There can be no animal more clearly associated with Heraldry than the lion, majestic King of the Beasts. Originally it appeared only in one pose, erect, on one paw, with the others raised but such was the popularity of this figure, and the need to distinguish arms from each other, that it soon came to be shown in an enormous range of forms . The lion rampant is an example of these modified form, and any family would be proud to have such a noble creature displayed on their arms. Rampant is the default attitude of the lion, raised on its hind legs, facing to the dexter and with front paws extended in a fearsome and powerful pose.
The fret is a striking charge, often occupying the whole of the field and being two instersecting diagonal lines interlaced with the outline of a square. It is believed to be derived from the image of a fishing net, which it does indeed resemble, and hence Wade believes that it should signify persuasion, although other writers regard it separately as the “the heraldic true lovers knot”

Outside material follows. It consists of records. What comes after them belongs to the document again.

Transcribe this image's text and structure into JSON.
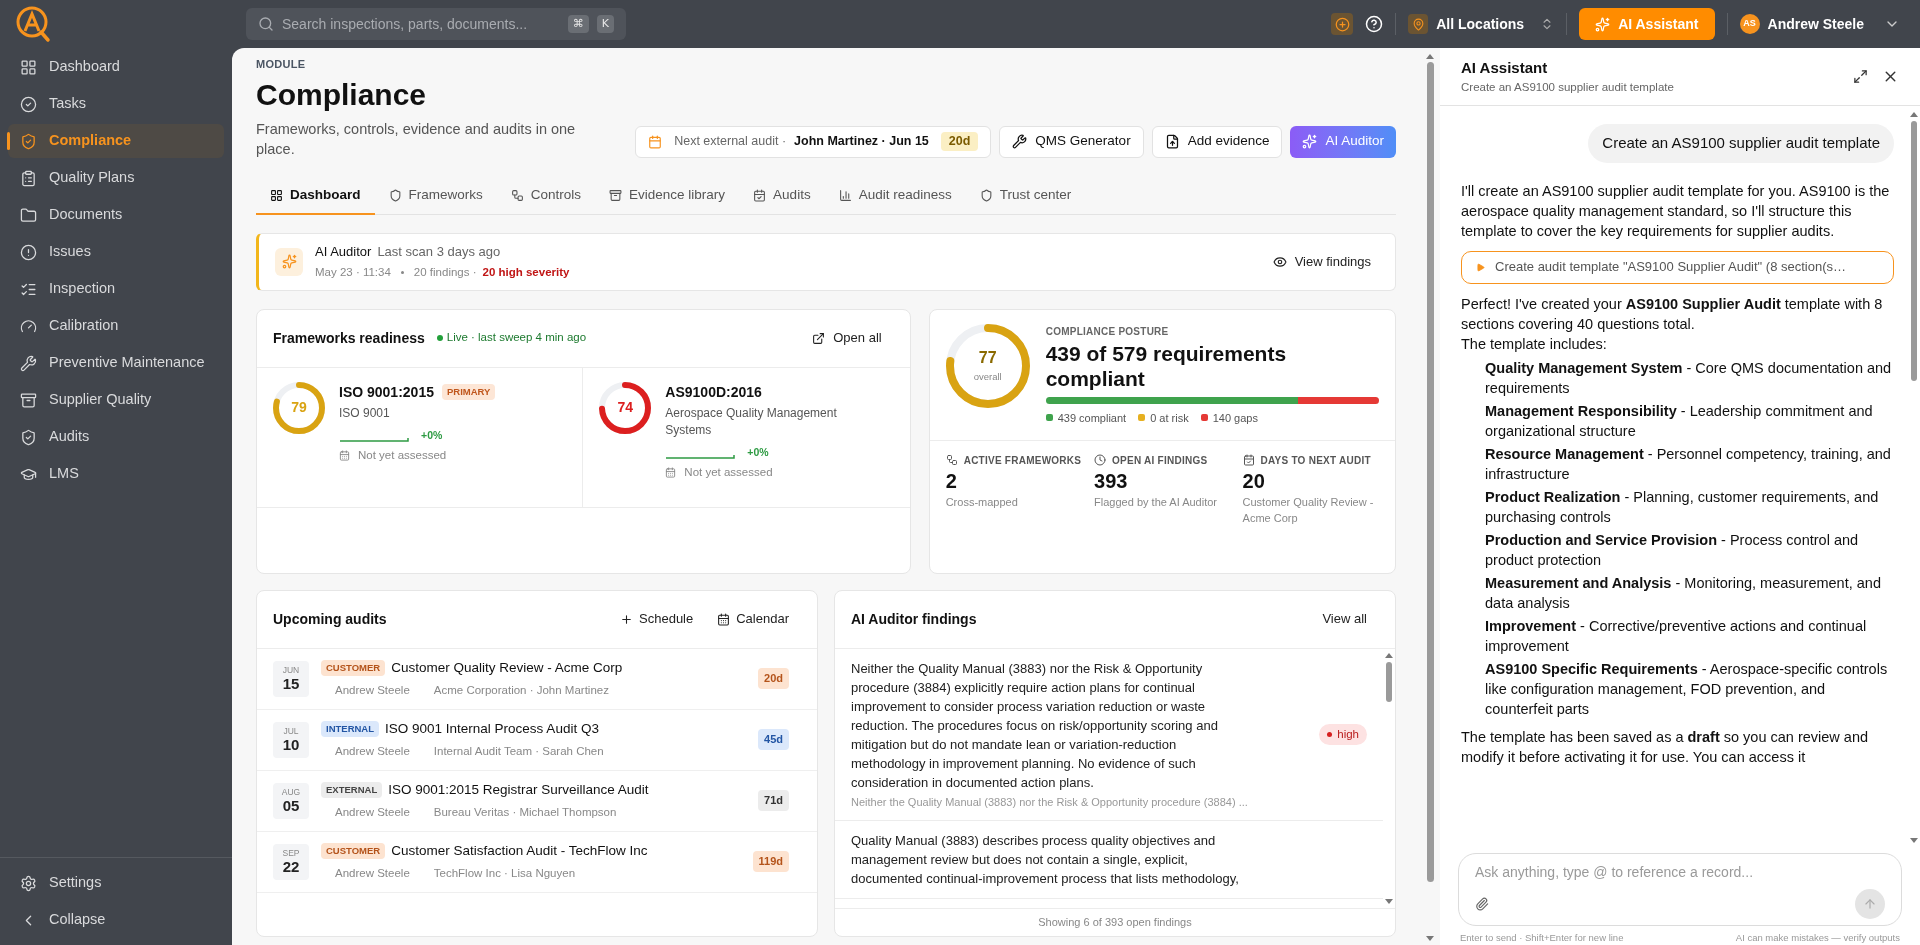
{
  "topbar": {
    "search": {
      "placeholder": "Search inspections, parts, documents...",
      "keys": [
        "⌘",
        "K"
      ]
    },
    "location": "All Locations",
    "assistant_button": "AI Assistant",
    "user": {
      "initials": "AS",
      "name": "Andrew Steele"
    }
  },
  "sidebar": {
    "items": [
      {
        "label": "Dashboard",
        "selected": false
      },
      {
        "label": "Tasks",
        "selected": false
      },
      {
        "label": "Compliance",
        "selected": true
      },
      {
        "label": "Quality Plans",
        "selected": false
      },
      {
        "label": "Documents",
        "selected": false
      },
      {
        "label": "Issues",
        "selected": false
      },
      {
        "label": "Inspection",
        "selected": false
      },
      {
        "label": "Calibration",
        "selected": false
      },
      {
        "label": "Preventive Maintenance",
        "selected": false
      },
      {
        "label": "Supplier Quality",
        "selected": false
      },
      {
        "label": "Audits",
        "selected": false
      },
      {
        "label": "LMS",
        "selected": false
      }
    ],
    "footer": [
      "Settings",
      "Collapse"
    ]
  },
  "page": {
    "eyebrow": "MODULE",
    "title": "Compliance",
    "description": "Frameworks, controls, evidence and audits in one place.",
    "next_audit": {
      "label": "Next external audit ·",
      "value": "John Martinez · Jun 15",
      "badge": "20d"
    },
    "actions": [
      {
        "label": "QMS Generator",
        "kind": "secondary"
      },
      {
        "label": "Add evidence",
        "kind": "secondary"
      },
      {
        "label": "AI Auditor",
        "kind": "primary"
      }
    ],
    "tabs": [
      {
        "label": "Dashboard",
        "selected": true
      },
      {
        "label": "Frameworks",
        "selected": false
      },
      {
        "label": "Controls",
        "selected": false
      },
      {
        "label": "Evidence library",
        "selected": false
      },
      {
        "label": "Audits",
        "selected": false
      },
      {
        "label": "Audit readiness",
        "selected": false
      },
      {
        "label": "Trust center",
        "selected": false
      }
    ]
  },
  "ai_scan": {
    "title": "AI Auditor",
    "subtitle": "Last scan 3 days ago",
    "date": "May 23 · 11:34",
    "findings": "20 findings ·",
    "severity": "20 high severity",
    "action": "View findings"
  },
  "frameworks": {
    "title": "Frameworks readiness",
    "live": "Live · last sweep 4 min ago",
    "action": "Open all",
    "items": [
      {
        "name": "ISO 9001:2015",
        "badge": "PRIMARY",
        "description": "ISO 9001",
        "score": "79",
        "level": 0.79,
        "color": "#d9a312",
        "trend": "+0%",
        "status": "Not yet assessed"
      },
      {
        "name": "AS9100D:2016",
        "description": "Aerospace Quality Management Systems",
        "score": "74",
        "level": 0.74,
        "color": "#dc1f1f",
        "trend": "+0%",
        "status": "Not yet assessed"
      }
    ]
  },
  "posture": {
    "eyebrow": "COMPLIANCE POSTURE",
    "score": "77",
    "score_label": "overall",
    "level": 0.77,
    "headline": "439 of 579 requirements compliant",
    "segments": [
      {
        "label": "439 compliant",
        "level": 0.758,
        "color": "#3fa34d"
      },
      {
        "label": "0 at risk",
        "level": 0,
        "color": "#e6b020"
      },
      {
        "label": "140 gaps",
        "level": 0.242,
        "color": "#e53935"
      }
    ],
    "stats": [
      {
        "label": "ACTIVE FRAMEWORKS",
        "value": "2",
        "note": "Cross-mapped"
      },
      {
        "label": "OPEN AI FINDINGS",
        "value": "393",
        "note": "Flagged by the AI Auditor"
      },
      {
        "label": "DAYS TO NEXT AUDIT",
        "value": "20",
        "note": "Customer Quality Review - Acme Corp"
      }
    ]
  },
  "upcoming": {
    "title": "Upcoming audits",
    "actions": [
      "Schedule",
      "Calendar"
    ],
    "rows": [
      {
        "month": "JUN",
        "day": "15",
        "kind": "customer",
        "tag": "CUSTOMER",
        "title": "Customer Quality Review - Acme Corp",
        "owner": "Andrew Steele",
        "party": "Acme Corporation · John Martinez",
        "due": "20d"
      },
      {
        "month": "JUL",
        "day": "10",
        "kind": "internal",
        "tag": "INTERNAL",
        "title": "ISO 9001 Internal Process Audit Q3",
        "owner": "Andrew Steele",
        "party": "Internal Audit Team · Sarah Chen",
        "due": "45d"
      },
      {
        "month": "AUG",
        "day": "05",
        "kind": "external",
        "tag": "EXTERNAL",
        "title": "ISO 9001:2015 Registrar Surveillance Audit",
        "owner": "Andrew Steele",
        "party": "Bureau Veritas · Michael Thompson",
        "due": "71d"
      },
      {
        "month": "SEP",
        "day": "22",
        "kind": "customer",
        "tag": "CUSTOMER",
        "title": "Customer Satisfaction Audit - TechFlow Inc",
        "owner": "Andrew Steele",
        "party": "TechFlow Inc · Lisa Nguyen",
        "due": "119d"
      }
    ]
  },
  "findings": {
    "title": "AI Auditor findings",
    "action": "View all",
    "footer": "Showing 6 of 393 open findings",
    "items": [
      {
        "text": "Neither the Quality Manual (3883) nor the Risk & Opportunity procedure (3884) explicitly require action plans for continual improvement to consider process variation reduction or waste reduction. The procedures focus on risk/opportunity scoring and mitigation but do not mandate lean or variation-reduction methodology in improvement planning. No evidence of such consideration in documented action plans.",
        "source": "Neither the Quality Manual (3883) nor the Risk & Opportunity procedure (3884) ...",
        "severity": "high"
      },
      {
        "text": "Quality Manual (3883) describes process quality objectives and management review but does not contain a single, explicit, documented continual-improvement process that lists methodology,"
      }
    ]
  },
  "assistant": {
    "title": "AI Assistant",
    "subtitle": "Create an AS9100 supplier audit template",
    "messages": [
      {
        "kind": "user",
        "text": "Create an AS9100 supplier audit template"
      },
      {
        "kind": "assistant",
        "paragraphs": [
          "I'll create an AS9100 supplier audit template for you. AS9100 is the aerospace quality management standard, so I'll structure this template to cover the key requirements for supplier audits."
        ]
      },
      {
        "kind": "tool",
        "text": "Create audit template \"AS9100 Supplier Audit\" (8 section(s…"
      },
      {
        "kind": "assistant",
        "paragraphs": [
          "Perfect! I've created your **AS9100 Supplier Audit** template with 8 sections covering 40 questions total.",
          "The template includes:"
        ],
        "list": [
          "**Quality Management System** - Core QMS documentation and requirements",
          "**Management Responsibility** - Leadership commitment and organizational structure",
          "**Resource Management** - Personnel competency, training, and infrastructure",
          "**Product Realization** - Planning, customer requirements, and purchasing controls",
          "**Production and Service Provision** - Process control and product protection",
          "**Measurement and Analysis** - Monitoring, measurement, and data analysis",
          "**Improvement** - Corrective/preventive actions and continual improvement",
          "**AS9100 Specific Requirements** - Aerospace-specific controls like configuration management, FOD prevention, and counterfeit parts"
        ],
        "closing": "The template has been saved as a **draft** so you can review and modify it before activating it for use. You can access it"
      }
    ],
    "input": {
      "placeholder": "Ask anything, type @ to reference a record..."
    },
    "hints": [
      "Enter to send · Shift+Enter for new line",
      "AI can make mistakes — verify outputs"
    ]
  }
}
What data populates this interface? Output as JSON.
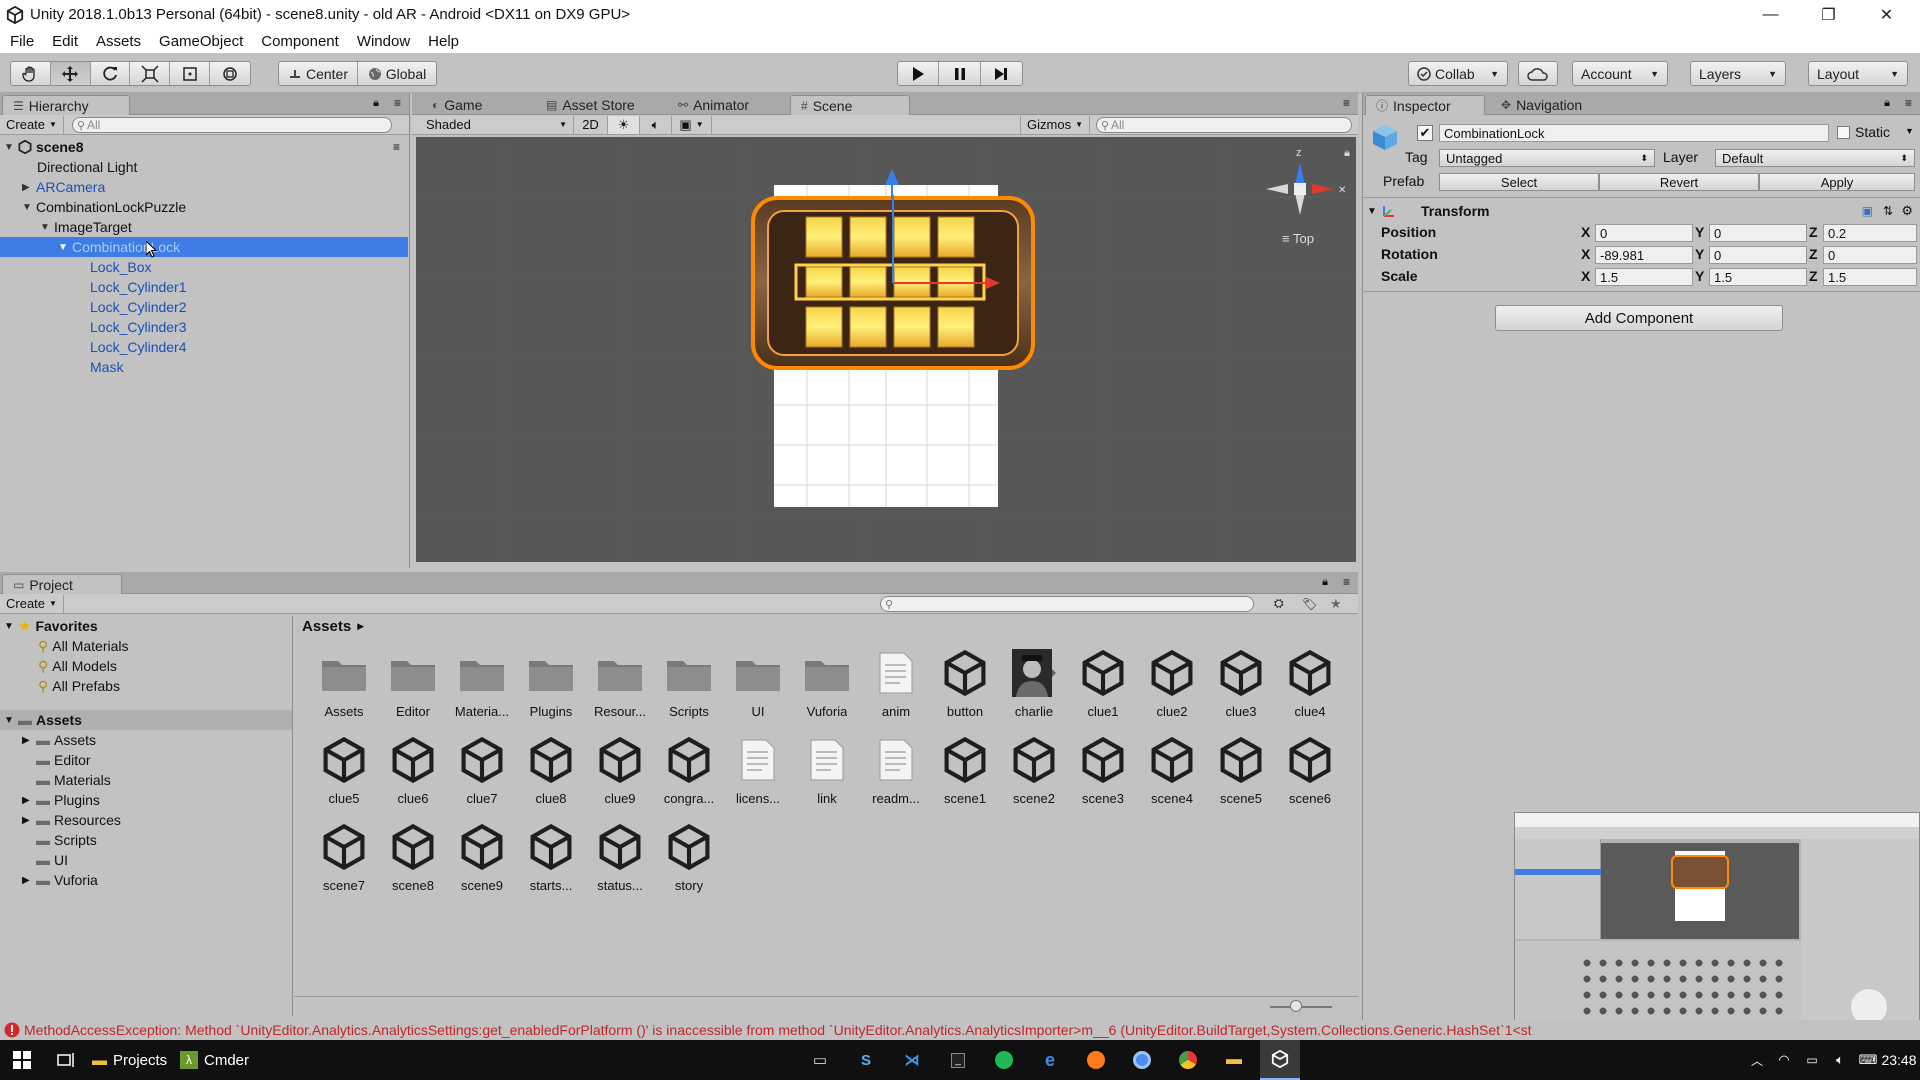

The fleur-de-lys (“flower of the lily”) has a long and noble history and was a symbol associated with the royalty of France even before heraldry became widespread. . The Lily flower is said to represent “Purity, or whiteness of soul” and sometimes associated with the Virgin Mary. The fleur-de-lys is also used as a small “badge”, known as a mark of cadency to show that the holder is the sixth son of the present holder of the arms